Best Minister arrived at Belmont Park this past week and is scheduled to work Sunday morning.

Wild and Wicked, a son of Wild Again, only owns victories against maidens at Keeneland and first-level allowance runners at Churchill Downs, but McPeek thinks he has as much raw ability as any horse he has trained.

"We need to make a decision as to whether we want to be aggressive or conservative," McPeek said. "He trains incredible. He's doing super. I think if I find an excuse not to run I'll take it, but I wouldn't be scared to run him."

Funny Cide a real looker

After getting a day off following his Wednesday workout, Funny Cide returned to the track Friday morning and cantered one lap the wrong way around the track under his exercise rider, Robin Smullen. Funny Cide came on the track around 8:45 a.m., and stood like a statue at the finish line, seemingly mindful of the click of cameras nearby, for 15 minutes before going about his business.

"His favorite thing is to stand and watch the other horses go by," Smullen said. "Not much bothers him. He jogged about an eighth of a mile, then he cantered. He's getting really strong."

Weather alters work schedule

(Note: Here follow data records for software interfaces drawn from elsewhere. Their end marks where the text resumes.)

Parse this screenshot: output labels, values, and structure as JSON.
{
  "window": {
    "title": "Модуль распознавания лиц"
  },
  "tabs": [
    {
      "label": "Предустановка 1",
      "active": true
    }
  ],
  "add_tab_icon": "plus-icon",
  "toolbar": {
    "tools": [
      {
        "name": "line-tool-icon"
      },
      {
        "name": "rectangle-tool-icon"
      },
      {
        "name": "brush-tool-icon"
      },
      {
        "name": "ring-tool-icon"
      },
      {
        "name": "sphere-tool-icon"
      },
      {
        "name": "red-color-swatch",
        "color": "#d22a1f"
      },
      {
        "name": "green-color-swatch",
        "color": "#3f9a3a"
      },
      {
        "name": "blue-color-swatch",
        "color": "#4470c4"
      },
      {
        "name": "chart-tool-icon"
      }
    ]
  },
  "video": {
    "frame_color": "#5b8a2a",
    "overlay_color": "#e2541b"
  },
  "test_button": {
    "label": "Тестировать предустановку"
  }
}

The forecast for thunderstorms Saturday afternoon and potentially into Sunday has caused Empire Maker and Dynever to have their final workouts moved up to Saturday morning by their respective trainers, Bobby Frankel and Christophe Clement.